**Exercise material:**
"""

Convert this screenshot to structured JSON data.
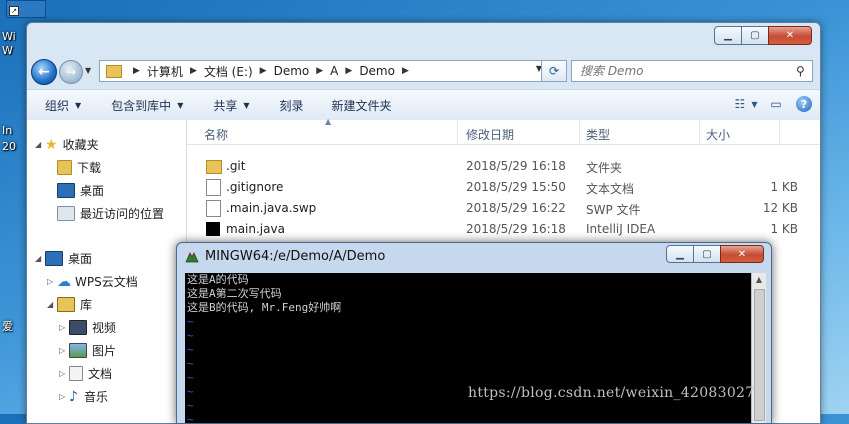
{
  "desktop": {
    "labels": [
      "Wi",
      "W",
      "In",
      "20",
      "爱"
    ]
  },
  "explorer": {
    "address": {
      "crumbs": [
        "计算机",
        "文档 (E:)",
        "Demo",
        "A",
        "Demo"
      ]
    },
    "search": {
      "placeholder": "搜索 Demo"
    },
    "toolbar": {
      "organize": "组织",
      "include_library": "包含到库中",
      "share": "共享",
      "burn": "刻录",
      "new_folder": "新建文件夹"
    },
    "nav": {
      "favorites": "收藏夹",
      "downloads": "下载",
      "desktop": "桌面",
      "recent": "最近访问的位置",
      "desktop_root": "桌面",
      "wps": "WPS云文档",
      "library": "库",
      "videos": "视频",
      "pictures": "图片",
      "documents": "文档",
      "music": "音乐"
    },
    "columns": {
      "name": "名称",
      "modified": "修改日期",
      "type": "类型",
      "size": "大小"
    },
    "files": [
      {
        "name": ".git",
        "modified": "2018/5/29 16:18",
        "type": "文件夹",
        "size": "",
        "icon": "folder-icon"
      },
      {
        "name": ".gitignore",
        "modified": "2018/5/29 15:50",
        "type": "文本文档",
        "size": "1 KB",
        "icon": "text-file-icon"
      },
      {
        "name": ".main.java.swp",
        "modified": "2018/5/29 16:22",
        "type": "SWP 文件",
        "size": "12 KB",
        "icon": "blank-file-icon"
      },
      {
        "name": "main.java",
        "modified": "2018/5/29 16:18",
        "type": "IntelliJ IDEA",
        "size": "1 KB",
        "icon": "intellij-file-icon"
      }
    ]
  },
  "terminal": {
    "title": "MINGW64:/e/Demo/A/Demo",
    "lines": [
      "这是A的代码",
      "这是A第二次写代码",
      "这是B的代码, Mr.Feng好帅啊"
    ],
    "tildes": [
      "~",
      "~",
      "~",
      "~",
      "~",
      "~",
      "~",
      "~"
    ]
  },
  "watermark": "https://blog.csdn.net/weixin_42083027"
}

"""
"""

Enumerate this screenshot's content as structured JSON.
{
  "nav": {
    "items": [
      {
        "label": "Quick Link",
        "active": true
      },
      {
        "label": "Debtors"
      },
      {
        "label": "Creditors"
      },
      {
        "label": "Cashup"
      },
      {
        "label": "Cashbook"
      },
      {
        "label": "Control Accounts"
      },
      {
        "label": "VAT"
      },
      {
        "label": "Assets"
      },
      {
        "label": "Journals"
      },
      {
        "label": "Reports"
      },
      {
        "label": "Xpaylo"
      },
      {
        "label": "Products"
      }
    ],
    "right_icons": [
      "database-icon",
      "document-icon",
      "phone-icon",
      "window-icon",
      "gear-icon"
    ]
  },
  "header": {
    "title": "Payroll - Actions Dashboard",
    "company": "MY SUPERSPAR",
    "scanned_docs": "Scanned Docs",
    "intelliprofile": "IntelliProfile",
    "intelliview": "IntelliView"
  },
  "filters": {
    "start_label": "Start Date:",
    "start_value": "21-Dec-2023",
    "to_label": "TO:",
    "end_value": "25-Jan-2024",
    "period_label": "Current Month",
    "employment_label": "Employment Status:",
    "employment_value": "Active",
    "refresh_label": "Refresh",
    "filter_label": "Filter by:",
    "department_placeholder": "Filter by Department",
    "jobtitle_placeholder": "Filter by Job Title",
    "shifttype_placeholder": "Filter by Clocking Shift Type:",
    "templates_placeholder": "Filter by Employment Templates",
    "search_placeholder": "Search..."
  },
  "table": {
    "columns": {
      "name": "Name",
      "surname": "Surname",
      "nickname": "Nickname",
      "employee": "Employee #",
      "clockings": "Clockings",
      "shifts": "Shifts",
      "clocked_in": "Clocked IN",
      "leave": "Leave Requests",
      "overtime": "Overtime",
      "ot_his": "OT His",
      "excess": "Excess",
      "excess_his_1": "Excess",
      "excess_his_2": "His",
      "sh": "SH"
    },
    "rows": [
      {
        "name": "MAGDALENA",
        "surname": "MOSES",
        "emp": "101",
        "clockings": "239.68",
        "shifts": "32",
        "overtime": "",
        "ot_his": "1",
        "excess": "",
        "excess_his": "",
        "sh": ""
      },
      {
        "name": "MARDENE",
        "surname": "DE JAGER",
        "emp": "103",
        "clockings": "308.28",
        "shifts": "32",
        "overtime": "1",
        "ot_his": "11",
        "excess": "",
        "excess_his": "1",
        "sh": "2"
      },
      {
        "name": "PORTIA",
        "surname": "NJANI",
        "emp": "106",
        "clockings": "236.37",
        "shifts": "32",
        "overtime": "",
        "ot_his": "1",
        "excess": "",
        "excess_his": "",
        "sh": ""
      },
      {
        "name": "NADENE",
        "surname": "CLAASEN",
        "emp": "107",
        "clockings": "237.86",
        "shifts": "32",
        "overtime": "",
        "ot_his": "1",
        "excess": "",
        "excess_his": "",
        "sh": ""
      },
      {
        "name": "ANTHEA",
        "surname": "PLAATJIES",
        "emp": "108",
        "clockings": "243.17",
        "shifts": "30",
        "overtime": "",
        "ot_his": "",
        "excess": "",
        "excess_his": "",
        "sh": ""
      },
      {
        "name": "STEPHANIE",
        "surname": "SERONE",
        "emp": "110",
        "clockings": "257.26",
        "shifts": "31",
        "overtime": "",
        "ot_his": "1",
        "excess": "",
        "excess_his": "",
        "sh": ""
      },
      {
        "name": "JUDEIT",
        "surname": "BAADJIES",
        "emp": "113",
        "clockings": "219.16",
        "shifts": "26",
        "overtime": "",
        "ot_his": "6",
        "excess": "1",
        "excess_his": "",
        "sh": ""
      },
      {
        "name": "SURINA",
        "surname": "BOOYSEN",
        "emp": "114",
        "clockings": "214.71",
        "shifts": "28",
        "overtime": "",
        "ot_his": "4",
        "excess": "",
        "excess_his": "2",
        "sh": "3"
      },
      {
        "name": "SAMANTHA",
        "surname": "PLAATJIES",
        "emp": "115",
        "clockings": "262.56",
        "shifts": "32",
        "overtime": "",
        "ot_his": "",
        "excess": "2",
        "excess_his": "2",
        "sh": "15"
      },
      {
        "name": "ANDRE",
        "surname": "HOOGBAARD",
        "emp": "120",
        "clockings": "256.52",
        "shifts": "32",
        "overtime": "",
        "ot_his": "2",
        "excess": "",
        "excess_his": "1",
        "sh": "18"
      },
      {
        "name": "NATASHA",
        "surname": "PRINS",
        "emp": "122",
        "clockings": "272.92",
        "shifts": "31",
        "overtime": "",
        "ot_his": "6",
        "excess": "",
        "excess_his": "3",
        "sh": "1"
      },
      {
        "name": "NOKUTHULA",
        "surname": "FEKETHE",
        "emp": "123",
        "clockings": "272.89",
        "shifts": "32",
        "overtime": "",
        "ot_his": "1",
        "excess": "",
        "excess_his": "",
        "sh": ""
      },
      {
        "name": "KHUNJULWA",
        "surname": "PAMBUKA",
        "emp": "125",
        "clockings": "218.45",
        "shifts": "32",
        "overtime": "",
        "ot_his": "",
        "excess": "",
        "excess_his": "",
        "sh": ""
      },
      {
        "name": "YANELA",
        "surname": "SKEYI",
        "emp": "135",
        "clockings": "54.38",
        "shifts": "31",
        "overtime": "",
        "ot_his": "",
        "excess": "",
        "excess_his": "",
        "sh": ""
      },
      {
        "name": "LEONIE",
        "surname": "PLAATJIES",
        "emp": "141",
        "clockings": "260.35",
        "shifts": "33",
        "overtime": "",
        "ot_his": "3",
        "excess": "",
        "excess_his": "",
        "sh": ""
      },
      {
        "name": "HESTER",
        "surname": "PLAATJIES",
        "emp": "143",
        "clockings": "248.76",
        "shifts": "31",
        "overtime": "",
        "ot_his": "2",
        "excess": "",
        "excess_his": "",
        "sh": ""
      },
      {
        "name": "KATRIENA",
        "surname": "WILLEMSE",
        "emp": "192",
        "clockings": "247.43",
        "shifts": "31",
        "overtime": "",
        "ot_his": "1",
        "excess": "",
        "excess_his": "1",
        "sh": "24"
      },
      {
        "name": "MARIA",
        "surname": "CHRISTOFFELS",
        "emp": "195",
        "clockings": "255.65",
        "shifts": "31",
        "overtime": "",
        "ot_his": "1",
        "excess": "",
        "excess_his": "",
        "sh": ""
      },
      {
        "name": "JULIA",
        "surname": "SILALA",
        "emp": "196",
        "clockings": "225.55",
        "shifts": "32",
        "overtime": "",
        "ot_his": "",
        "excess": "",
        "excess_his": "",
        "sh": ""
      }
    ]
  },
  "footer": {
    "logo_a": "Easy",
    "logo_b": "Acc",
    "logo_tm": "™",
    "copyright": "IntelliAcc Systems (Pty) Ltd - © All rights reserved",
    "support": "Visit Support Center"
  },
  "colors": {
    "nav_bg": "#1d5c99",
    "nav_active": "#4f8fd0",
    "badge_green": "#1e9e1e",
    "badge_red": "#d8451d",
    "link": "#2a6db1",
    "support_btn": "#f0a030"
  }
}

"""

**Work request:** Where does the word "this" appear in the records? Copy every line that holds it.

**Answer for the task:**
Convert this screenshot to structured JSON data.
Enumerate this screenshot's content as structured JSON.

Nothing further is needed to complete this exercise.